To evaluate patient outcomes after treatment of lower-extremity fractures associated with blister formation and to assess complications after soft-tissue treatment using a prospective protocol.

Retrospective evaluation of prospectively collected data.

Level I trauma center.

Between September 1999 and September 2003, 47 patients who had sustained a closed lower-extremity fracture with early development of fracture blisters in the zone of injury were followed. Blisters were characterized as either avoidable or unavoidable with respect to surgical incisions, and characteristics such as number, size, blood filled or clear filled, and the presence of an intact roof were documented.

All blisters were unroofed, and antibiotic cream (silver sulfadiazine, Silvadene, King Pharmaceuticals Inc.) was applied twice daily until the blister bed had re-epithelialized.

Fracture union and the development of wound or skin complications. Patient satisfaction with the cosmetic outcome of the treatment regimen was assessed through telephone survey at 23-month minimum follow-up.

Twenty-eight patients presented with a single blister, and 19 had multiple blisters. Blister size averaged 9.7 cm. Twenty-two patients had blood-filled blisters, 20 had clear-filled blisters, and five had a combination of the two. Fracture patterns included 17 ankle fractures (OTA 44), 13 tibial plateau fractures (OTA 41), five tibial-shaft fractures (OTA 42), eight calcaneus fractures (OTA 45), and four pilon fractures (OTA 43). Mean delay in definitive surgical care was 7.7 days (range 0 to 20 days). The average delay of surgery for ankle fractures was 6 days (range 0 to 18 days), which was significantly less than the delay for calcaneus fractures (12 days, range 4 to 19 days, P < 0.02) and tibial plateau fractures (11 days, range 0 to 20 days, P < 0.02). Thirty-seven of the 45 patients (82.3%) available for follow-up at a mean of 27 weeks (range 14 to 35) had an uncomplicated postoperative course, and fracture union was achieved in 43 of 45 cases (95.6%). The soft-tissue complication rate associated with the standardized treatment regimen was 13.3% (6/45 cases), with three cases of minor soft-tissue breakdown, one superficial infection, and two major complications directly related to the presence of fracture blisters. Both major complications involved full-thickness skin breakdown occurring directly at the base of fracture blisters in patients with diabetes. The skin breakdown required further surgery in both cases. Including the two patients who developed nonunion, the overall complication rate for the treatment cohort was 17.7% (8/45 cases). At a mean follow-up of 51.9 months (range 23 to 73), three patients in the cohort had expired. Of the 42 patients available for evaluation, 28 patients (67%) were reachable for a telephone survey to assess satisfaction with the outcome of the fracture and soft-tissue management. Patients rated their satisfaction with the cosmetic appearance of their lower extremities after the standardized treatment regimen on a scale of 1 to 10 (with 10 representing very satisfied), with a mean of 9.07 (range 5 to 10). Six patients reported scarring at the sites of previous fracture blisters, all of which occurred after blistering of the blood-filled subtype. The presence of scarring significantly decreased patient satisfaction with cosmesis and overall treatment (P < 0.0001 and P < 0.01, respectively).

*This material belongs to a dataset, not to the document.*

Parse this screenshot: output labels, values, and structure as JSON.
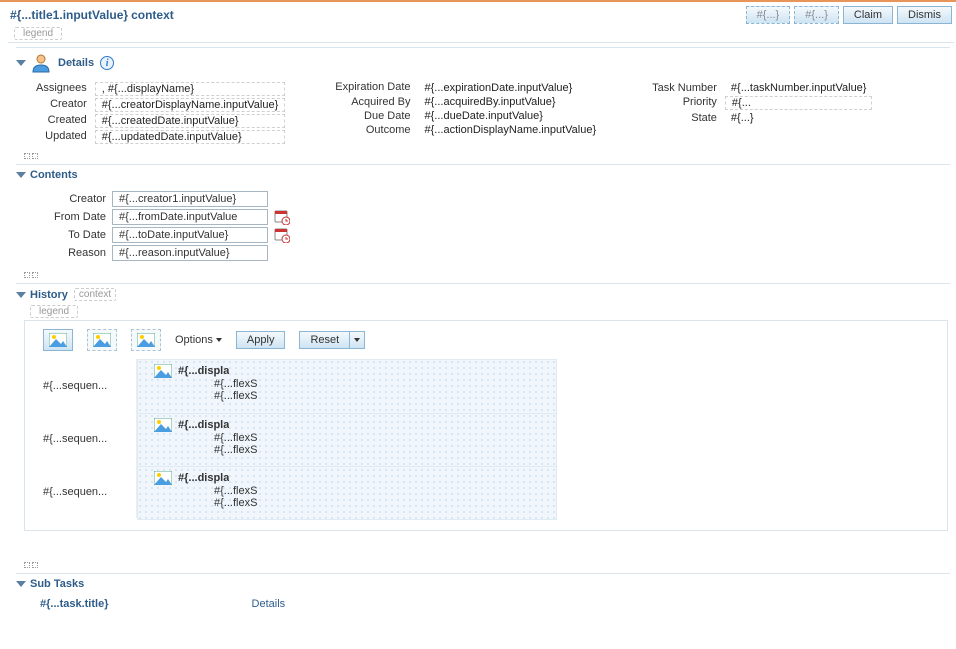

Treatment of fracture blisters with a silver sulfadiazine (Silvadene) regimen proved to be successful in minimizing soft-tissue complications by promoting re-epithelialization in all nondiabetic patients. At long-term follow-up, patients were generally satisfied with the cosmetic outcome of the treatment regimen. Postoperative scarring, which was more common with blood-filled blisters, significantly impacted patient satisfaction. We urge caution when planning to make a surgical incision around an area of both full-thickness (blood-filled) and partial-thickness (clear-filled) fracture blisters in diabetic patients because the zone of injury might extend beyond the borders of the fracture blister.

Polls results

On a scale of 1 to 10, rate how much this article will change your clinical practice?

NO change
BIG change
100% Article relates to my practice (5/5)
0% Article does not relate to my practice (0/5)
0% Undecided (0/5)

Will this article lead to more cost-effective healthcare?

40% Yes (2/5)
40% No (2/5)
20% Undecided (1/5)

Was this article biased? (commercial or personal)

0% Yes (0/5)
80% No (4/5)
20% Undecided (1/5)

What level of evidence do you think this article is?

0% Level 1 (0/5)
40% Level 2 (2/5)
20% Level 3 (1/5)
40% Level 4 (2/5)
0% Level 5 (0/5)